Entries taken from a collection
Content starts

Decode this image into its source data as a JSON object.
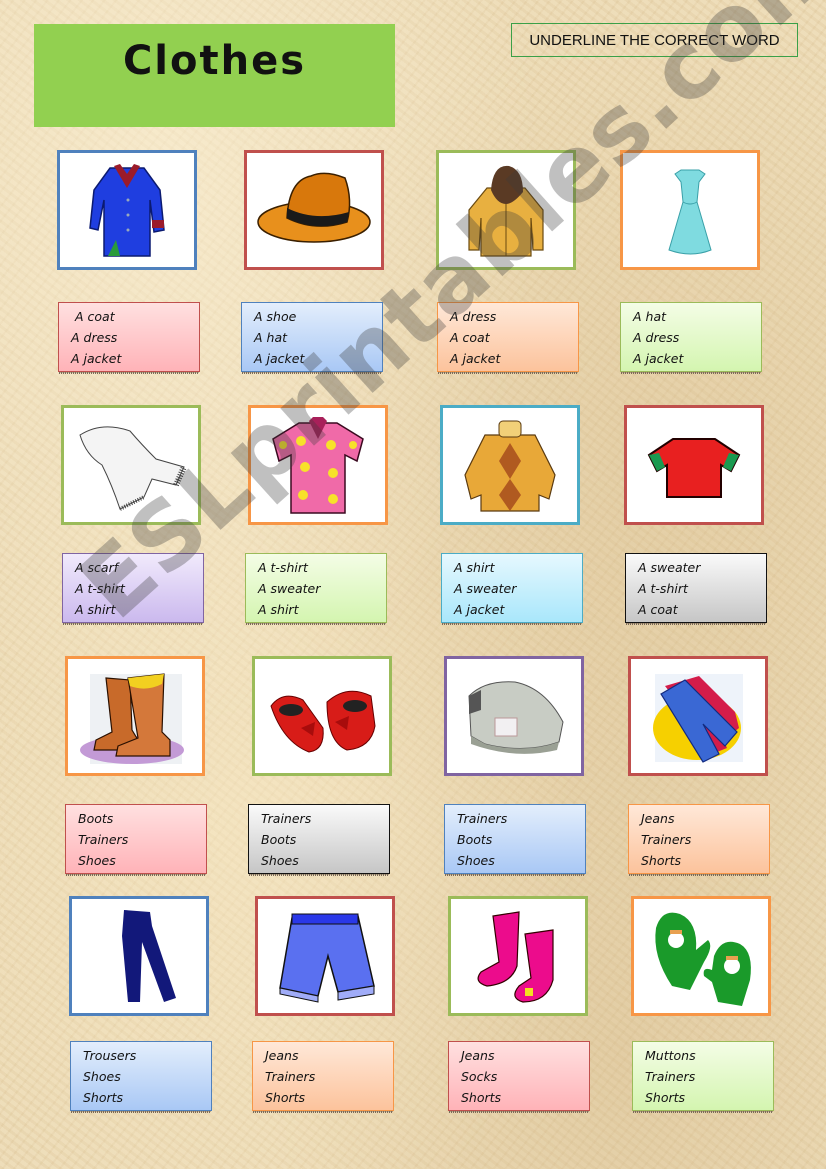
{
  "title": "Clothes",
  "instruction": "UNDERLINE THE CORRECT WORD",
  "watermark": "ESLprintables.com",
  "colors": {
    "title_bg": "#92d050",
    "instruction_border": "#3aa048",
    "frame_blue": "#4f81bd",
    "frame_red": "#c0504d",
    "frame_green": "#9bbb59",
    "frame_orange": "#f79646",
    "frame_teal": "#4bacc6",
    "frame_purple": "#8064a2"
  },
  "items": [
    {
      "picture": "coat-icon",
      "frame": "blue",
      "box": "pink",
      "options": [
        "A coat",
        "A dress",
        "A jacket"
      ]
    },
    {
      "picture": "hat-icon",
      "frame": "red",
      "box": "blue",
      "options": [
        "A shoe",
        "A hat",
        "A jacket"
      ]
    },
    {
      "picture": "jacket-icon",
      "frame": "green",
      "box": "orange",
      "options": [
        "A dress",
        "A coat",
        "A jacket"
      ]
    },
    {
      "picture": "dress-icon",
      "frame": "orange",
      "box": "green",
      "options": [
        "A hat",
        "A dress",
        "A jacket"
      ]
    },
    {
      "picture": "scarf-icon",
      "frame": "green",
      "box": "purple",
      "options": [
        "A scarf",
        "A t-shirt",
        "A shirt"
      ]
    },
    {
      "picture": "shirt-icon",
      "frame": "orange",
      "box": "green",
      "options": [
        "A t-shirt",
        "A sweater",
        "A shirt"
      ]
    },
    {
      "picture": "sweater-icon",
      "frame": "teal",
      "box": "cyan",
      "options": [
        "A shirt",
        "A sweater",
        "A jacket"
      ]
    },
    {
      "picture": "t-shirt-icon",
      "frame": "red",
      "box": "gray",
      "options": [
        "A sweater",
        "A t-shirt",
        "A coat"
      ]
    },
    {
      "picture": "boots-icon",
      "frame": "orange",
      "box": "pink",
      "options": [
        "Boots",
        "Trainers",
        "Shoes"
      ]
    },
    {
      "picture": "shoes-icon",
      "frame": "green",
      "box": "gray",
      "options": [
        "Trainers",
        "Boots",
        "Shoes"
      ]
    },
    {
      "picture": "trainers-icon",
      "frame": "purple",
      "box": "blue",
      "options": [
        "Trainers",
        "Boots",
        "Shoes"
      ]
    },
    {
      "picture": "jeans-icon",
      "frame": "red",
      "box": "orange",
      "options": [
        "Jeans",
        "Trainers",
        "Shorts"
      ]
    },
    {
      "picture": "trousers-icon",
      "frame": "blue",
      "box": "blue",
      "options": [
        "Trousers",
        "Shoes",
        "Shorts"
      ]
    },
    {
      "picture": "shorts-icon",
      "frame": "red",
      "box": "orange",
      "options": [
        "Jeans",
        "Trainers",
        "Shorts"
      ]
    },
    {
      "picture": "socks-icon",
      "frame": "green",
      "box": "pink",
      "options": [
        "Jeans",
        "Socks",
        "Shorts"
      ]
    },
    {
      "picture": "mittens-icon",
      "frame": "orange",
      "box": "green",
      "options": [
        "Muttons",
        "Trainers",
        "Shorts"
      ]
    }
  ]
}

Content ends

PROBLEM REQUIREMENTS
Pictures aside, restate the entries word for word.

EXERCISE RESULT
Decode this image into its source data as a JSON object.
{
  "title": "Clothes",
  "instruction": "UNDERLINE THE CORRECT WORD",
  "watermark": "ESLprintables.com",
  "colors": {
    "title_bg": "#92d050",
    "instruction_border": "#3aa048",
    "frame_blue": "#4f81bd",
    "frame_red": "#c0504d",
    "frame_green": "#9bbb59",
    "frame_orange": "#f79646",
    "frame_teal": "#4bacc6",
    "frame_purple": "#8064a2"
  },
  "items": [
    {
      "picture": "coat-icon",
      "frame": "blue",
      "box": "pink",
      "options": [
        "A coat",
        "A dress",
        "A jacket"
      ]
    },
    {
      "picture": "hat-icon",
      "frame": "red",
      "box": "blue",
      "options": [
        "A shoe",
        "A hat",
        "A jacket"
      ]
    },
    {
      "picture": "jacket-icon",
      "frame": "green",
      "box": "orange",
      "options": [
        "A dress",
        "A coat",
        "A jacket"
      ]
    },
    {
      "picture": "dress-icon",
      "frame": "orange",
      "box": "green",
      "options": [
        "A hat",
        "A dress",
        "A jacket"
      ]
    },
    {
      "picture": "scarf-icon",
      "frame": "green",
      "box": "purple",
      "options": [
        "A scarf",
        "A t-shirt",
        "A shirt"
      ]
    },
    {
      "picture": "shirt-icon",
      "frame": "orange",
      "box": "green",
      "options": [
        "A t-shirt",
        "A sweater",
        "A shirt"
      ]
    },
    {
      "picture": "sweater-icon",
      "frame": "teal",
      "box": "cyan",
      "options": [
        "A shirt",
        "A sweater",
        "A jacket"
      ]
    },
    {
      "picture": "t-shirt-icon",
      "frame": "red",
      "box": "gray",
      "options": [
        "A sweater",
        "A t-shirt",
        "A coat"
      ]
    },
    {
      "picture": "boots-icon",
      "frame": "orange",
      "box": "pink",
      "options": [
        "Boots",
        "Trainers",
        "Shoes"
      ]
    },
    {
      "picture": "shoes-icon",
      "frame": "green",
      "box": "gray",
      "options": [
        "Trainers",
        "Boots",
        "Shoes"
      ]
    },
    {
      "picture": "trainers-icon",
      "frame": "purple",
      "box": "blue",
      "options": [
        "Trainers",
        "Boots",
        "Shoes"
      ]
    },
    {
      "picture": "jeans-icon",
      "frame": "red",
      "box": "orange",
      "options": [
        "Jeans",
        "Trainers",
        "Shorts"
      ]
    },
    {
      "picture": "trousers-icon",
      "frame": "blue",
      "box": "blue",
      "options": [
        "Trousers",
        "Shoes",
        "Shorts"
      ]
    },
    {
      "picture": "shorts-icon",
      "frame": "red",
      "box": "orange",
      "options": [
        "Jeans",
        "Trainers",
        "Shorts"
      ]
    },
    {
      "picture": "socks-icon",
      "frame": "green",
      "box": "pink",
      "options": [
        "Jeans",
        "Socks",
        "Shorts"
      ]
    },
    {
      "picture": "mittens-icon",
      "frame": "orange",
      "box": "green",
      "options": [
        "Muttons",
        "Trainers",
        "Shorts"
      ]
    }
  ]
}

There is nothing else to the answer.